This is an account linked to your investment home loan account which offsets the interest you are charged on your principal sum on a dollar-for-dollar basis. For example, if you have a loan of $380,000, but have $80,000 in your offset account, you’d only be charged interest on $300,000. Offset accounts on an investment property loan can shave thousands off the cost of interest on your loan and can help you pay your loan off more quickly by ensuring you have more available cash to make extra lump sum repayments. They’re widely available with variable rate loans and are becoming more common with fixed rate loans.
Lump sum repayments
Being able to pay off your loan faster using lump sum repayments is a feature usually only offered with variable rate loans. Many Australians use the windfall of a good tax return to pay it down faster. Use this lump sum repayment calculator to see how making additional lump sum repayments can shave years off the term of your loan and save you thousands in interest payments. The best investment home loans in Australia offer you maximum flexibility to pay your loan off as quickly as possible.

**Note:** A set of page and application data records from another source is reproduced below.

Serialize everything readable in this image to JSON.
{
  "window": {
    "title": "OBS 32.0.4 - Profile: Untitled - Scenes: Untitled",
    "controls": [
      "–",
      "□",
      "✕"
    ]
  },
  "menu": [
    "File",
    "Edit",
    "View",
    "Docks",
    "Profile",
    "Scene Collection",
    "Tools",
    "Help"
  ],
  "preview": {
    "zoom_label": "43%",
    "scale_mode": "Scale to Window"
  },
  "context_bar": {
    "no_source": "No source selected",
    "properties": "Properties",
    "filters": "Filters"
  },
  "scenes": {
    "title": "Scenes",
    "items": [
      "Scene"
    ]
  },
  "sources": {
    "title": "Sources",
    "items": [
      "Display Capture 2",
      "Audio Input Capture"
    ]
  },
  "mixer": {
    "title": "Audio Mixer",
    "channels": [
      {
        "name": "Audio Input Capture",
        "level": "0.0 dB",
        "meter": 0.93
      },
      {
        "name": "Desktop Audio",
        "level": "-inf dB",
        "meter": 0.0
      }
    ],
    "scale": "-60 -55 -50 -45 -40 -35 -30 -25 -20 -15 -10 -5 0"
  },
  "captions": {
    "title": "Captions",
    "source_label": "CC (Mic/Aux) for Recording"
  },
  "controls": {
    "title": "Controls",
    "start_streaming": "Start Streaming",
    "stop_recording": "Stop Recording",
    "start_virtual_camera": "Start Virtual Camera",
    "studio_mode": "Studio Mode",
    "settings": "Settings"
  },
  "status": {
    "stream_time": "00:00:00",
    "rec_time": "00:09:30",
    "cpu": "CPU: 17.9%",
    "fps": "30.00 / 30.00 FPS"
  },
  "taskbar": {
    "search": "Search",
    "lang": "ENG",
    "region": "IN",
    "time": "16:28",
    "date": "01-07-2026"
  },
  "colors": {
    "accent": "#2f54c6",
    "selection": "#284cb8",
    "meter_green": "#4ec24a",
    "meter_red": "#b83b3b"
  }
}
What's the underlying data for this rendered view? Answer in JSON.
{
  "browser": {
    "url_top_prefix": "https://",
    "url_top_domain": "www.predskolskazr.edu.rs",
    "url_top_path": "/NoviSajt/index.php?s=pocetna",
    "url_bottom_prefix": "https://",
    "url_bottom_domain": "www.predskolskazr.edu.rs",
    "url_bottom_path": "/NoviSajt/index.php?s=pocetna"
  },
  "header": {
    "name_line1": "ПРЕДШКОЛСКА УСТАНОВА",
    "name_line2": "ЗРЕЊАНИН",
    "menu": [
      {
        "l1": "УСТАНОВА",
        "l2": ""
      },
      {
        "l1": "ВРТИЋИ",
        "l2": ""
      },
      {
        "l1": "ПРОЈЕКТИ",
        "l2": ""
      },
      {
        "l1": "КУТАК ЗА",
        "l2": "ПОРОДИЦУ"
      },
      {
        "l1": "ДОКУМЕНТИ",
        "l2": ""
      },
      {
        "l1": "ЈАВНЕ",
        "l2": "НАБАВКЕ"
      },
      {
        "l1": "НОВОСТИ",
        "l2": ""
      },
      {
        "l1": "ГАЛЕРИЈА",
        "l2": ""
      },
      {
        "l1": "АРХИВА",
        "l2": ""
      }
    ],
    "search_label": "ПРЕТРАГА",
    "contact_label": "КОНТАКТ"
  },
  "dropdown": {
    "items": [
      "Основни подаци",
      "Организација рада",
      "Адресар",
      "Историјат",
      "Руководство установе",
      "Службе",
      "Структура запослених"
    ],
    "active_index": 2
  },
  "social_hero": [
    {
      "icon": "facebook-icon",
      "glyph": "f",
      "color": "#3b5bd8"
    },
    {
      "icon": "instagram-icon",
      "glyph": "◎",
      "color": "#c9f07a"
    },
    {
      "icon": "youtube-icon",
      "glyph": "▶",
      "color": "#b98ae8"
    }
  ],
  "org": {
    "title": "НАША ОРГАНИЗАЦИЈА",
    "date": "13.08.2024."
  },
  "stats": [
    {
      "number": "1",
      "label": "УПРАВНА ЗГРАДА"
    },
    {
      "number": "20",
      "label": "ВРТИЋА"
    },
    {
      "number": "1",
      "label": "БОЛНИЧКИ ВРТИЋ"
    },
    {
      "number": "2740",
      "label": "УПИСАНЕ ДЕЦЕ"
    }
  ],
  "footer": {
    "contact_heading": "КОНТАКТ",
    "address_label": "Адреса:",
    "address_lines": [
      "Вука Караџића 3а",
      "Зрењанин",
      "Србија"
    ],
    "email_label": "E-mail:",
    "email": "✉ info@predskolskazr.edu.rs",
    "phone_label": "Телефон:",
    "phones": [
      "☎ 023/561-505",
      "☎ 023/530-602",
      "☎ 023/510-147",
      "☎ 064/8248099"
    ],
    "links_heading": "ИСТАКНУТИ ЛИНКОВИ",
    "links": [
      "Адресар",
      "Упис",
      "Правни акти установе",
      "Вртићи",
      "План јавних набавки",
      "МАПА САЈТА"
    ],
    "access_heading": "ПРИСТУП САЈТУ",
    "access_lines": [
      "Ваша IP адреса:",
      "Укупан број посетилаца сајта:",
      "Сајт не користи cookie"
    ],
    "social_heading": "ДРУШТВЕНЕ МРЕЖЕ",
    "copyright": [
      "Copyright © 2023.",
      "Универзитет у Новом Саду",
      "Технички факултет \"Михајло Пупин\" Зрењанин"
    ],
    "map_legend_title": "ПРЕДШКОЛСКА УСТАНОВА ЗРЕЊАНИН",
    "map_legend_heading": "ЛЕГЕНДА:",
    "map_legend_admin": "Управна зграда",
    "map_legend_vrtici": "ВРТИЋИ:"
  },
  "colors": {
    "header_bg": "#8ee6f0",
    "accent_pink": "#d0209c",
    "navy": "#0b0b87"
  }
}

A redraw facility only allows you to redraw any additional payments you may have made to pay your investment property loan off more quickly. It doesn’t allow you to increase the principal sum you originally borrowed. Again, this feature is usually only offered with variable interest rate loans. It may seem counter-intuitive to redraw the additional money you’ve put into your loan, but it can prove to be a cheaper option than taking out a car loan, or a personal loan in case of financial need, such as conducting repairs or renovations.
Before buying your rental property, think about what your strategy is going to be with regard to your new property. Are you buying it with the intent of getting a steady additional income from the rent, or is your intent to negatively gear it to relieve the burden of a large income tax bill? Plan your investment strategy before you buy. Remember the three R’s in real estate: make sure you buy the right property in the right location for the right reasons.
Is your rental property located conveniently nearby to allow you to keep an eye on it? Are you able to respond immediately if your tenants request an urgent repair job done, or would you be better off employing a property manager to care for your rental on your behalf? If you don’t have the time and availability to look after your property and your tenants, you should budget to employ a property manager right from the start, rather than waiting until a crisis happens and your tenants are left in a tricky situation because you’re unable to get urgent repairs done.
Make sure you have extensive landlord insurance to cover every eventuality that could go wrong with your rental property. Think about what you’d do if your property became uninhabitable due to a flood, bushfire or another natural disaster. Ensure your landlord insurance covers all eventualities, including the potential loss of rental income for an extended period whilst major repairs are undertaken.
Don’t plan your finances so tightly that any slight variation causes you financial distress. The fact is that tenants may not always be reliable, for reasons within and outside their control, so allow yourself some financial breathing room. You shouldn’t rely on your weekly or monthly rental income to such an extent that one late payment leaves you unable to pay other important bills. It’s vital to plan carefully so that you’re able to ride the ups and downs of life without mortgage stress taking its toll on you.